The Bible contains a number of covenants and commandments. We are most familiar with the Ten Commandments (Exodus 20:3-17). You know them whether you are aware or not; lying, murder, adultery and stealing are sinful and all-around harmful. Even scoundrels know that even if they justify them. Whether they are able to observe those commands is another thing.
We might be less familiar with the covenants God gave to various people. Those were promises of His blessing or presence impacting the people involved in the covenant and us as well. A covenant is essentially a promise initiated by God, involving our obedient participation to fully implement it. God entered into covenants with the likes of Noah, Abraham, Moses and David. In reading them, we quickly realize that He had us in mind as well as them. We benefit from those covenants directly or indirectly.
God initiated all of the covenants and commandments. People initiated none of them. There are good reasons.
First, God is able to pull off whatever He promises, and there is no shelf life to His ability. We have difficulty pulling off more than a few commitments, many of which fade with time.
Second, God has the big picture in mind. We have a rather small, selfishly and culturally weighted picture in mind.
Third, God is able to work things out when they do not seem to be working out, and no one else could conceive a possible solution. We have a difficult time making things work out or conceiving solutions if there are more than a few hiccups or impediments.
Fourth, God knows what is true, best, righteous and altogether good. We have tainted views of the true, best and right because of our sinful leanings. In short, God has the power, wisdom, lengthy investment of eternity, and perfection to make a promise and keep it. That is the covenant part. God also has the power, wisdom, lengthy investment of eternity, and perfection to help us obediently follow His commands.
I will let you investigate the covenants and commandments on your own. You can Google them if you are unfamiliar. Unfortunately, Google can’t help you live according to them. So I would like to give you some handles to better understand what is at play from both God’s side and our side of things as we consider how to live out these covenants and commandments.
God is prepared to do whatever it takes to make things right after we have made them so wrong. He used a frail person like Noah, a disgraced fugitive like Moses and a lowly shepherd boy like David. His covenants always demonstrate that He is prepared to find a solution even when none seems available and to use vulnerable people to live them out.
God is willing to take extreme measures to bring His promises to fruition. He was willing to fix things for all of us through the sacrifice of His own Son, Jesus Christ. His love is revealed through the covenants and commandments. Through Jesus, God made all things possible for an undeserving human race. He is willing to do whatever it takes to get us where we need to be and live as we ought to live.

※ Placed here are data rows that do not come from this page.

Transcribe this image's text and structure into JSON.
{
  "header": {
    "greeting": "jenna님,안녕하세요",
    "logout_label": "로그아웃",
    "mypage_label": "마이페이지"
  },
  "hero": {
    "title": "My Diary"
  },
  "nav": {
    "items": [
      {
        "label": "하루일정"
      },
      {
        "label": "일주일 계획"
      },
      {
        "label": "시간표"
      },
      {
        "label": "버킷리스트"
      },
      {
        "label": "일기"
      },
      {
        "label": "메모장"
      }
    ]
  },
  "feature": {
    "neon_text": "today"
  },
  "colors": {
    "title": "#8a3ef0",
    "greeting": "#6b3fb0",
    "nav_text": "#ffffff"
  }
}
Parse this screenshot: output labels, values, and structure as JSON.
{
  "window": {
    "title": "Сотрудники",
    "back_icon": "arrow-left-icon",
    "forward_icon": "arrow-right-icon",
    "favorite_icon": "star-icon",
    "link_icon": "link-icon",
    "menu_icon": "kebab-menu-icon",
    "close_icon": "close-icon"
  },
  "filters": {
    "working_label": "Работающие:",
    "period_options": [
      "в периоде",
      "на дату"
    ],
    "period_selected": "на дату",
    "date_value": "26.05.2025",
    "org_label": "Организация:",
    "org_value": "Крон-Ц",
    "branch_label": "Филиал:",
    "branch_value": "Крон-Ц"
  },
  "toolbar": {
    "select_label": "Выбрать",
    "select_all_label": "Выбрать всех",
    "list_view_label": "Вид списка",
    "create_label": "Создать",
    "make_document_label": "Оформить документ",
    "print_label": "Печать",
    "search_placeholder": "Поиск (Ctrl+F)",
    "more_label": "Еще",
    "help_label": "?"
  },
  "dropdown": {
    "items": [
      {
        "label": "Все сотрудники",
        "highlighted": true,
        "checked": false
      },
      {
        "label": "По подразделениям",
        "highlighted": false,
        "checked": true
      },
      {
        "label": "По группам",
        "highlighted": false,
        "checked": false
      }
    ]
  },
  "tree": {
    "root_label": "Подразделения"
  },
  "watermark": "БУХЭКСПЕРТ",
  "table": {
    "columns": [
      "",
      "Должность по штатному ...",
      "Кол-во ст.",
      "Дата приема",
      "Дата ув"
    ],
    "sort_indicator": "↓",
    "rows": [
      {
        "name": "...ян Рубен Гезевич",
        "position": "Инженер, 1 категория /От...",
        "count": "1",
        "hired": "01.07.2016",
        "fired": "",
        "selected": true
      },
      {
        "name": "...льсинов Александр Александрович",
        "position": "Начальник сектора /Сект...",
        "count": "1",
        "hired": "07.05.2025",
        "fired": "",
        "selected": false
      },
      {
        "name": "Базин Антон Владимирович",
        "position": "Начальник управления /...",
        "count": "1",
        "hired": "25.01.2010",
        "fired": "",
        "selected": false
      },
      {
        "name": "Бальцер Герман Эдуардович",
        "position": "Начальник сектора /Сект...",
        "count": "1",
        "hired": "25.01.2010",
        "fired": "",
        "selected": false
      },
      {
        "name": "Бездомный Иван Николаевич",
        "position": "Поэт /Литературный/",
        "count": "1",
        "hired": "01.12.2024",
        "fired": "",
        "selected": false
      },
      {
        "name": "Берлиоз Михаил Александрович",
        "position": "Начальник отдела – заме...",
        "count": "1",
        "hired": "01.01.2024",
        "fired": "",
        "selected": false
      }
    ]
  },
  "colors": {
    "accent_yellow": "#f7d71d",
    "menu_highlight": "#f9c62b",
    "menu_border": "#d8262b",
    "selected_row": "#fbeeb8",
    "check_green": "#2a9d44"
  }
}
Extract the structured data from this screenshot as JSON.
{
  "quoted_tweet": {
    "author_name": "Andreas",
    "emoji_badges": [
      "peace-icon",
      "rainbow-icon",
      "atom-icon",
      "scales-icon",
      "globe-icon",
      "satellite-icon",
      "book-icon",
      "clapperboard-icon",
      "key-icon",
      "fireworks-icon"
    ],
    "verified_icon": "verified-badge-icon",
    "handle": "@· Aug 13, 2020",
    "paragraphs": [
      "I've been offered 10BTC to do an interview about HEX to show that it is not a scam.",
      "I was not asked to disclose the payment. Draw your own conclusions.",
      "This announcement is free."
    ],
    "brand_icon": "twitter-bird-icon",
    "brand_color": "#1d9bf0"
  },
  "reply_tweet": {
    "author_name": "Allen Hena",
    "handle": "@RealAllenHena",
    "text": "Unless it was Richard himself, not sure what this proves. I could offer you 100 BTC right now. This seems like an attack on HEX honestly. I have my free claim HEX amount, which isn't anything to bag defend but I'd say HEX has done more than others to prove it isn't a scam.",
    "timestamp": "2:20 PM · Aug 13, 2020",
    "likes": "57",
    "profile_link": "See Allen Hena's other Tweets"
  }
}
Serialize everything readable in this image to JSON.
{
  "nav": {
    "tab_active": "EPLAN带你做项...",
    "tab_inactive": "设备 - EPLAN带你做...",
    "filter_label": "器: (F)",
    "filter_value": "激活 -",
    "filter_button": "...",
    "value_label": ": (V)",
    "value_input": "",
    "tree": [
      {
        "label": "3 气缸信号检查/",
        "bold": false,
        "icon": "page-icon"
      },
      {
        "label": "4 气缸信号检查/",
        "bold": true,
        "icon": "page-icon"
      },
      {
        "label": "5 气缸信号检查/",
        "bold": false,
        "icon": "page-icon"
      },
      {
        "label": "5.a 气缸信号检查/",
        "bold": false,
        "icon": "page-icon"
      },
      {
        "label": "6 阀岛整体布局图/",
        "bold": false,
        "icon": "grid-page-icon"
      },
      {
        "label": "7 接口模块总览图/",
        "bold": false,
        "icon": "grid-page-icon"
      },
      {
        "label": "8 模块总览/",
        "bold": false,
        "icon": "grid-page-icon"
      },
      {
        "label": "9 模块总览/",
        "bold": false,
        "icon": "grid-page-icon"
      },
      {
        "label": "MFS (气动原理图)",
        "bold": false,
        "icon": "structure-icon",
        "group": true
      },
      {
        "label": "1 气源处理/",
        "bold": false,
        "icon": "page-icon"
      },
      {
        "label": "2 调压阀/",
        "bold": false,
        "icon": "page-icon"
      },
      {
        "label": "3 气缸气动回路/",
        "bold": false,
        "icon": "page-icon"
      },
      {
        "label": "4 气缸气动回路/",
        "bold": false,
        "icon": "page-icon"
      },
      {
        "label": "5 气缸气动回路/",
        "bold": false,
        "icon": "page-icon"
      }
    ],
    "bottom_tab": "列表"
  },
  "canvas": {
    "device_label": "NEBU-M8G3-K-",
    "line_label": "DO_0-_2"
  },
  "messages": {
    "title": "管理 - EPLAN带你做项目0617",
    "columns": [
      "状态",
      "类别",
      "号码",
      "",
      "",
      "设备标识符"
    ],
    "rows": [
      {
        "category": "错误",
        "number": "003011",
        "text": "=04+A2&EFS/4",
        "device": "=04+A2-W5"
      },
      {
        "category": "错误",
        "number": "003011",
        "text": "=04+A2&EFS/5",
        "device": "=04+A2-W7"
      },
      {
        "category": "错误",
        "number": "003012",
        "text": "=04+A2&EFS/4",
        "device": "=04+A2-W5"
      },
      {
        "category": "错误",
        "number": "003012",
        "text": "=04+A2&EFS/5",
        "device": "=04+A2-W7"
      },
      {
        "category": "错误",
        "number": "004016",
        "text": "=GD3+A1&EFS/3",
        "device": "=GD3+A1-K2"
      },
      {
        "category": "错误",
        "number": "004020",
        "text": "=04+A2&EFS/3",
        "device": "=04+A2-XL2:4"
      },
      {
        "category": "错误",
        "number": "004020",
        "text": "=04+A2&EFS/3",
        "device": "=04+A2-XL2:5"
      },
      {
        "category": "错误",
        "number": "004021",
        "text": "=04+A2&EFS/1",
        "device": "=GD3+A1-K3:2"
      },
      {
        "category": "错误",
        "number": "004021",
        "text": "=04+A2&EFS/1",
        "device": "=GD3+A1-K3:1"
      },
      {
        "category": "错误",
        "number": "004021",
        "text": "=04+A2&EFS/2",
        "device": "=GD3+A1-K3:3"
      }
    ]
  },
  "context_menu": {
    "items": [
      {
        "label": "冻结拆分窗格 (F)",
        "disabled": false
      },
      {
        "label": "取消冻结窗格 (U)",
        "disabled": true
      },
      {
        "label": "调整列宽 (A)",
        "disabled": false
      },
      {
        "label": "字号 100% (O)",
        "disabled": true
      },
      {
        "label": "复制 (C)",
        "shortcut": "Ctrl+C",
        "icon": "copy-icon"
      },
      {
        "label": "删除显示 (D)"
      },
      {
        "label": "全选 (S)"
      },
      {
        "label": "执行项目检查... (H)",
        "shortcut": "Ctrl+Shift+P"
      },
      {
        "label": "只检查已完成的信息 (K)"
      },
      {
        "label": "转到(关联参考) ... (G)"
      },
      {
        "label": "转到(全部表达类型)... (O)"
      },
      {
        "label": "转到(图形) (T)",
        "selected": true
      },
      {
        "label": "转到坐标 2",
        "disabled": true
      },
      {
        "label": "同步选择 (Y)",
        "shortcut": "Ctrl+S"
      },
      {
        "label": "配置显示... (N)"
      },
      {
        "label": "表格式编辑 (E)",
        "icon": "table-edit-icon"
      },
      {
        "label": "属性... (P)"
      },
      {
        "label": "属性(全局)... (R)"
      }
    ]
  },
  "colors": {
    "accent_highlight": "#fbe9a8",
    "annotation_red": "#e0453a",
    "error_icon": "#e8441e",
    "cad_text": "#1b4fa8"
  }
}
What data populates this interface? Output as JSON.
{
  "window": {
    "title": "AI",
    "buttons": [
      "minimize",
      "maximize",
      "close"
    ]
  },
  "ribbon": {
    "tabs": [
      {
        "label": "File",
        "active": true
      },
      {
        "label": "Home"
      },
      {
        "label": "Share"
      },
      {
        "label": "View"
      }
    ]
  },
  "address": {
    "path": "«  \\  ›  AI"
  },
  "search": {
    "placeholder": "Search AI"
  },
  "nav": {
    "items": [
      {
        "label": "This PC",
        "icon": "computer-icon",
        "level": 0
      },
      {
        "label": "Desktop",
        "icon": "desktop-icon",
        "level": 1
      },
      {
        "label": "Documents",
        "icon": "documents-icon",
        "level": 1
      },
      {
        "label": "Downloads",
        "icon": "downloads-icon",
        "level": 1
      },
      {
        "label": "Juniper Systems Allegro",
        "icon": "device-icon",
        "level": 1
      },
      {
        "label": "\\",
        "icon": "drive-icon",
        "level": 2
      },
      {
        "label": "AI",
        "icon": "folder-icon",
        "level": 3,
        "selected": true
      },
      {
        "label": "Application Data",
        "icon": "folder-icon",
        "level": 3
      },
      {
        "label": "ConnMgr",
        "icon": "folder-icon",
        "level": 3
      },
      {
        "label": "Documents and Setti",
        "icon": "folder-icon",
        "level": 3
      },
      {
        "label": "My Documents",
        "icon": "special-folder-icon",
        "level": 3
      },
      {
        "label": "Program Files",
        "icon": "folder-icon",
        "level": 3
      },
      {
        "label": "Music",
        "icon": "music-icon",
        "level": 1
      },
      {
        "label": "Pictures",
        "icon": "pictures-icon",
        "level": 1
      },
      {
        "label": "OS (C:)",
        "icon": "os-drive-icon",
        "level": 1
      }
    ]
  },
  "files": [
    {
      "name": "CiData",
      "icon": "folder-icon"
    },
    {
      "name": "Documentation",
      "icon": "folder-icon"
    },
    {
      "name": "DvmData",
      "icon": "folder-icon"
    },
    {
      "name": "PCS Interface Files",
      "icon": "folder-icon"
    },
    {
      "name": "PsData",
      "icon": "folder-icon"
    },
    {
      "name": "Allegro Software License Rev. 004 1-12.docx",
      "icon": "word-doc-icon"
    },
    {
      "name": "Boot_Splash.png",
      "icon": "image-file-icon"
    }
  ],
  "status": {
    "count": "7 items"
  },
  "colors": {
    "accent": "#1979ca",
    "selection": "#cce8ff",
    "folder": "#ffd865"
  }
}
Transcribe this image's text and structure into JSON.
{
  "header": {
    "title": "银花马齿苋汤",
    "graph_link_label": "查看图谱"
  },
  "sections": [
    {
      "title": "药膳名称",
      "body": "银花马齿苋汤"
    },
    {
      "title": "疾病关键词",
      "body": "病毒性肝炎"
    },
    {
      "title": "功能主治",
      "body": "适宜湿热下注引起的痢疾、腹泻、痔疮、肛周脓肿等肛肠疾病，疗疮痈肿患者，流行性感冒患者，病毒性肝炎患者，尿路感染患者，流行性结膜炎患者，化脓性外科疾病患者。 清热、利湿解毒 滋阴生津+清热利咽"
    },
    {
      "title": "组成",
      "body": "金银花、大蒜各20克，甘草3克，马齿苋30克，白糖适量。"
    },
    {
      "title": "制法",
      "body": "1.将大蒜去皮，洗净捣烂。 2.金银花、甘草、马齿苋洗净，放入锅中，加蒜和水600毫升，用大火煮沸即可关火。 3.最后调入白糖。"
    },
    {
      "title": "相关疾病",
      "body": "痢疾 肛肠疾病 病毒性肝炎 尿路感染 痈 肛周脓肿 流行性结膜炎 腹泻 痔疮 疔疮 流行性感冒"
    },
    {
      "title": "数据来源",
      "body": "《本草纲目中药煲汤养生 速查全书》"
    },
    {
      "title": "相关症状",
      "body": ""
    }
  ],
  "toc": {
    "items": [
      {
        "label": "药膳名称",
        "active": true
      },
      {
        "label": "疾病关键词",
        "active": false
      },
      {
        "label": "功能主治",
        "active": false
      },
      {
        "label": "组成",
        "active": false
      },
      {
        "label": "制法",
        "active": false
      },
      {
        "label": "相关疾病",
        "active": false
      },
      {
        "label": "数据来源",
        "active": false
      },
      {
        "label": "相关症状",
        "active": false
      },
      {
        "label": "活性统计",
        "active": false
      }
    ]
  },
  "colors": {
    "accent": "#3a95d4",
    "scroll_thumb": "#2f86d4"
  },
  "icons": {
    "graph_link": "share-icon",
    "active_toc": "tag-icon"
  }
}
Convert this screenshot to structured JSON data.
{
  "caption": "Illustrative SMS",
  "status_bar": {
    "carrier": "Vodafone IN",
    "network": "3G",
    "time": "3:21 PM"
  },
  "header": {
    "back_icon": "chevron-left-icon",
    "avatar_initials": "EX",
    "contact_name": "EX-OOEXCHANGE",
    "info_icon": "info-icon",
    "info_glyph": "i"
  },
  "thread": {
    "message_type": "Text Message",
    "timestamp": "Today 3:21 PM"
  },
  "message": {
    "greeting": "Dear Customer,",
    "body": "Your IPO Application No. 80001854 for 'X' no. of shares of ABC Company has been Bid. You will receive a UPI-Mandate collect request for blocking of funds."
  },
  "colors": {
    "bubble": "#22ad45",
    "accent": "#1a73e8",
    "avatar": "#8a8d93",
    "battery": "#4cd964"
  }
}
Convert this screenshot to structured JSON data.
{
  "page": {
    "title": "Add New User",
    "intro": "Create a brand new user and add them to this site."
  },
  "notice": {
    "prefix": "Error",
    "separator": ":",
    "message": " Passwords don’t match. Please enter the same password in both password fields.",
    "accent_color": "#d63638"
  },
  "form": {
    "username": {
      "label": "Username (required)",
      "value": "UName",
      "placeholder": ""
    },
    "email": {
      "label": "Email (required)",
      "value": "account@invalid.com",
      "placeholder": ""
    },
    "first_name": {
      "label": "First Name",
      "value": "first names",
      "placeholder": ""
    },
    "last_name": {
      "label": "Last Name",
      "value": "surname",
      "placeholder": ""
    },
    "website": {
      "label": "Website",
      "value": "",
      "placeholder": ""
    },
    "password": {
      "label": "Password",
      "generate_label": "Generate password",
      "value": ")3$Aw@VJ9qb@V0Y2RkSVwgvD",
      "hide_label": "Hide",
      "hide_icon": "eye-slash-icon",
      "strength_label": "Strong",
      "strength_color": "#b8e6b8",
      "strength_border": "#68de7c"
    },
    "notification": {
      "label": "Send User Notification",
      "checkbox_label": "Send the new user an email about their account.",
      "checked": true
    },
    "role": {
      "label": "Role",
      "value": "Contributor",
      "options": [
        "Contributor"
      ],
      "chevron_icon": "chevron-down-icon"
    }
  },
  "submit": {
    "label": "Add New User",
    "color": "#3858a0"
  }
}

God is able to make good on His promises and empower us to make good on our part. He is able to give us what we lack to live in ways we would otherwise think impossible. This is especially true of the commandments. They may seem difficult and burdensome. But God is able to make them desirable and attainable through Jesus Christ (Romans 8:6–14).
God is prepared, willing and able to make much from nothing. We are the wild card. God is predictably holy and capable. No argument there. Hence, He is worthy of our praise. People are the question marks. We respond in one of three ways to God’s covenants and commandments.
The first response is that I have to do these things. We should know from our personal histories that doing things because we must (have to) is burdensome and comes from an unwilling heart. Every child has resisted their parent at some point because they were told what they must do. It does not matter if it is good for us or not. The response is “do I have to?” It comes from a resistant heart. It comes from a desire to do what is easy and enjoyable.
The second response is “I don’t want to.” This comes from a rebellious heart. This person just does not want to try. They are digging in like a child that holds his mouth shut when a parent is trying to get them to eat broccoli. If they do not want to, they will find ways to refrain from doing it.
The third response is always the best: “I want to.” It does not depend upon a person’s ability. God saves, sanctifies and gives us the power to. The attitude is right and open to God. When a person wants to and seeks God’s help to, then it is possible by God’s Spirit. For them, the covenants and commandments are not burdensome (1 John 5:3) for those who live in love. God is prepared, willing and able to help those who want to …
Bishop Matthew Thomas has been an active part of the Free Methodist Church since 1979. His ministry roles have included serving as a pastor, church planter, missionary and superintendent.1